If you haven’t already, you should sign up for the Snow Slam this December. Let’s get that out of the way immediately.
I know, I know, competition is this crazy thing that only the few among CrossFit athletes are suited for and they’re the ones who go south each Summer to showcase their skills. We might even know one of these people eh? 😉
But what if I told you that competition is for absolutely everyone. Everyone. Now let me start by saying that I’m someone who’s competed all my life outside of CrossFit so when it came time to sign up for my first CrossFit competition, the Open, you didn’t exactly have to twist my leg to do it. I’ve loved the competitive side of life and sports since I was old enough to skate on a hockey rink or throw a baseball.
For many though, competing carries a much different meaning than I often give it credit for. It can be intimidating. It can mean putting yourself out there. Heck, in a lot of cases, it can mean failure and embarrassment (both of which I’ve been a part of and will be again in the future). But it doesn’t have to.
Merriam-Webster defines “compete,” as “to strive consciously or unconsciously for an objective (such as position, profit, or a prize) :be in a state of rivalry.” Let’s break that down for a second.
Each morning, afternoon or night, you walk through the doors of Endeavor Fitness CONSCIOUSLY or UNCONSCIOUSLY pursuing an objective.

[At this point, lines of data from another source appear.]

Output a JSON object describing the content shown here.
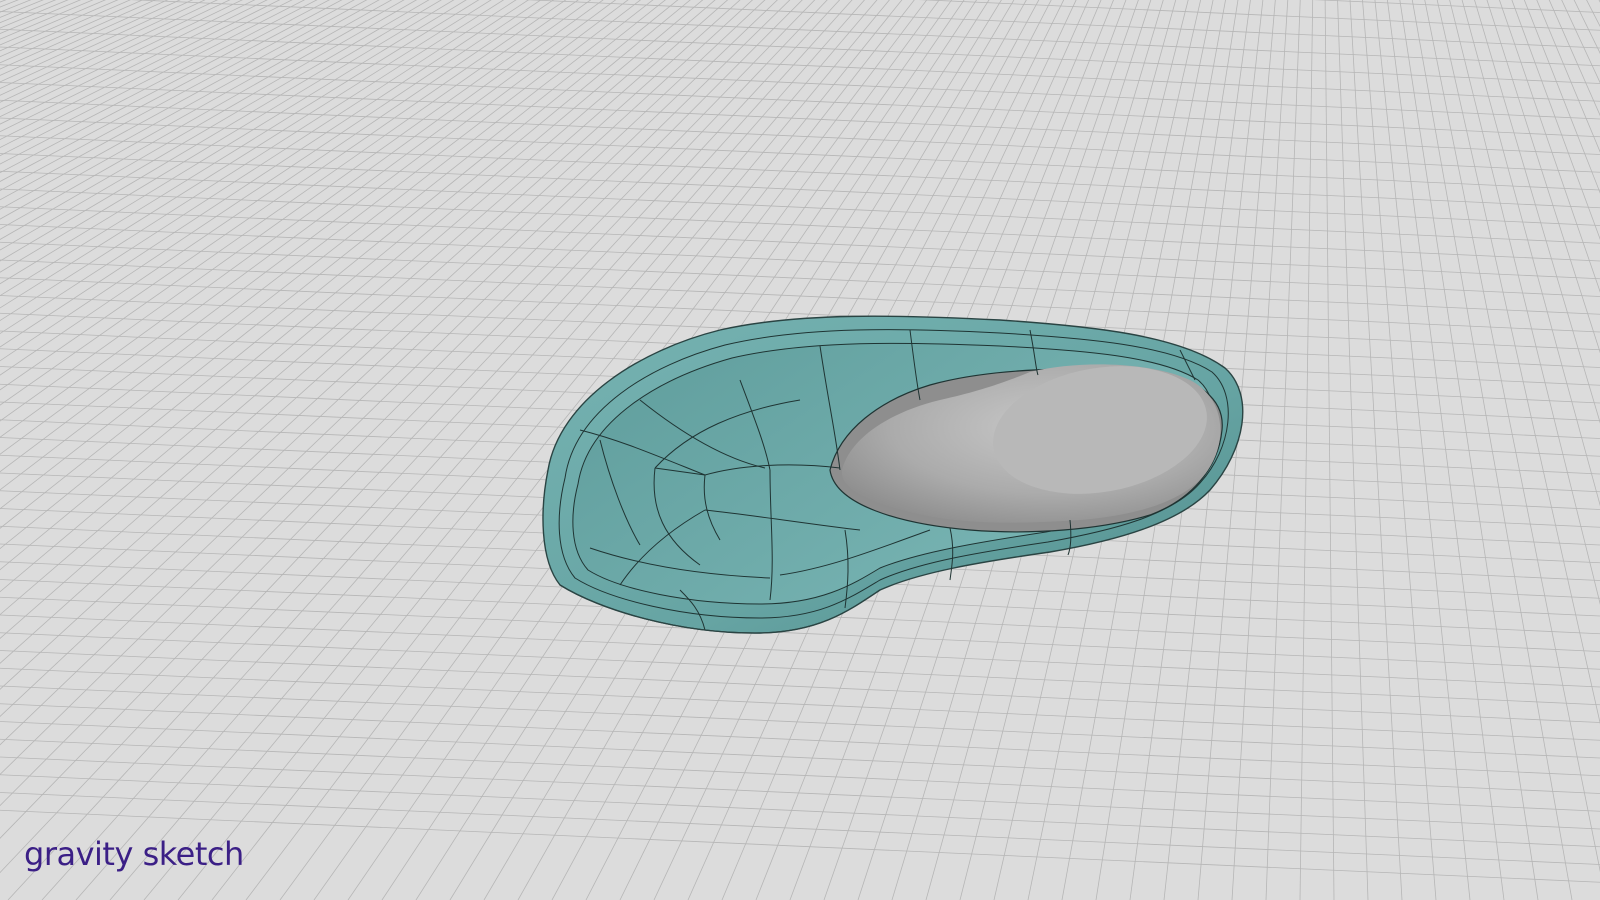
{
  "app": {
    "watermark": "gravity sketch"
  },
  "colors": {
    "background": "#dcdcdc",
    "grid_line": "#b4b4b4",
    "shell_fill": "#6aa9a8",
    "shell_dark": "#4f8c8b",
    "last_fill": "#b9b9b9",
    "wire": "#1f3433",
    "watermark": "#3b1f86"
  },
  "scene": {
    "object": "shoe-shell-model",
    "insert": "shoe-last-model"
  }
}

You do. For most people that objective is to sustain or create a healthy, sustainable body or maybe even a more improved physique. You compete for that every single day; however, we often don’t think of that as competing because the obstacles (or competitors) in our way are not physical people and thus don’t fit with the socially acceptable definition of competition of, ‘me against the world.’
Thinking of it this way then, the Snow Slam is exactly the same thing. The only difference then is the meaning we attach to the word competing inside the walls of a competition like this, in-house or at the CrossFit Games. And this mindset is extremely important, even for the people like 2015 & 2016 CrossFit Games competitor Katrin Davidsdottir who said during an interview, “I really work to make sure that when I’m on the competition court at the CrossFit Games or any competition, I’m the best version of myself…then I know I’ve done everything I could.”

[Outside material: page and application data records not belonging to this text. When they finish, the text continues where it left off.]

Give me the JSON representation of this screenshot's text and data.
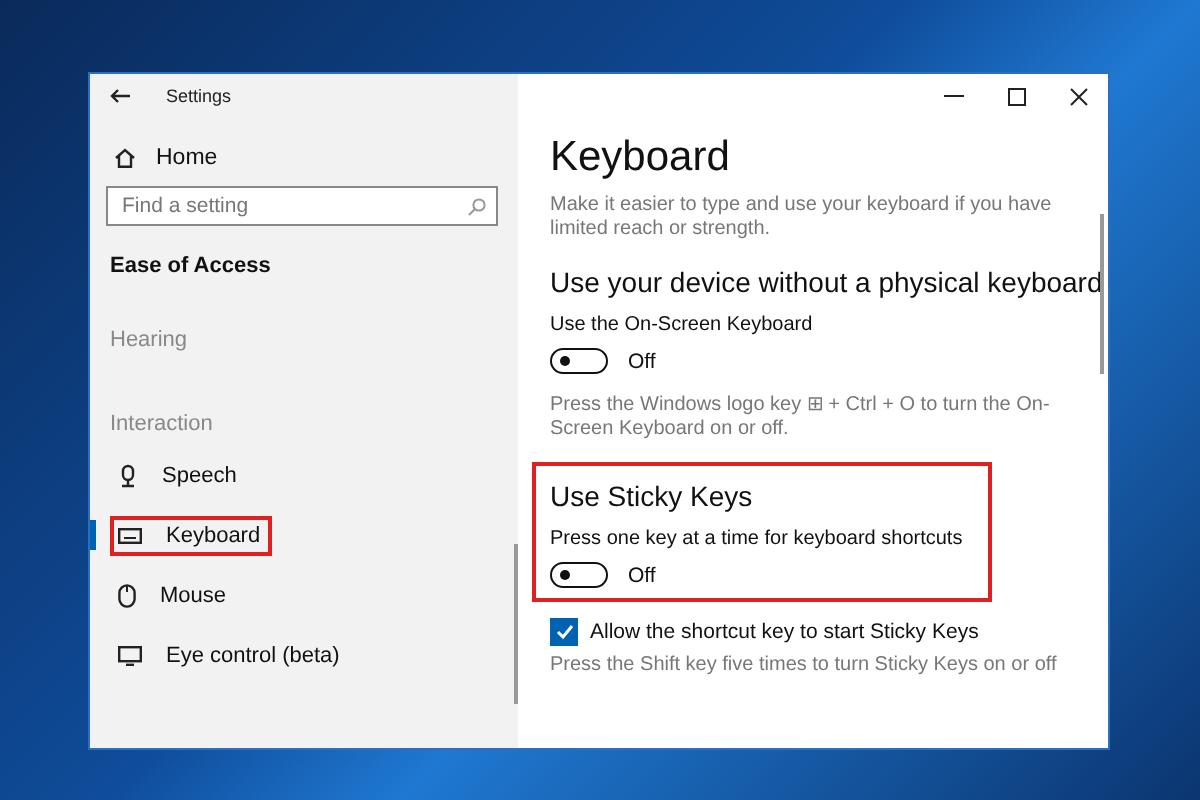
{
  "window": {
    "title": "Settings"
  },
  "sidebar": {
    "home": "Home",
    "search": {
      "placeholder": "Find a setting"
    },
    "section": "Ease of Access",
    "items": [
      {
        "kind": "heading",
        "label": "Hearing"
      },
      {
        "kind": "heading",
        "label": "Interaction"
      },
      {
        "kind": "link",
        "label": "Speech",
        "selected": false,
        "highlighted": false
      },
      {
        "kind": "link",
        "label": "Keyboard",
        "selected": true,
        "highlighted": true
      },
      {
        "kind": "link",
        "label": "Mouse",
        "selected": false,
        "highlighted": false
      },
      {
        "kind": "link",
        "label": "Eye control (beta)",
        "selected": false,
        "highlighted": false
      }
    ]
  },
  "content": {
    "title": "Keyboard",
    "intro": "Make it easier to type and use your keyboard if you have limited reach or strength.",
    "sections": [
      {
        "title": "Use your device without a physical keyboard",
        "label": "Use the On-Screen Keyboard",
        "toggle": {
          "on": false,
          "text": "Off"
        },
        "note": "Press the Windows logo key ⊞ + Ctrl + O to turn the On-Screen Keyboard on or off.",
        "highlighted": false
      },
      {
        "title": "Use Sticky Keys",
        "label": "Press one key at a time for keyboard shortcuts",
        "toggle": {
          "on": false,
          "text": "Off"
        },
        "highlighted": true
      }
    ],
    "checkbox": {
      "label": "Allow the shortcut key to start Sticky Keys",
      "checked": true
    },
    "footnote": "Press the Shift key five times to turn Sticky Keys on or off"
  }
}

Notice she never mentions comparing herself to others, her placing in the competition or a variety of other factors beyond her control. It’s simply herself. Finding the best version of Katrin Davidsdottir.
So when it comes to signing up at the Snow Slam next month, don’t think of it as trying to beat the other team or finishing first or even, not finishing last. Instead think of competing to be the best version of yourself.
While you’re at it, we can all have ourselves a little fun.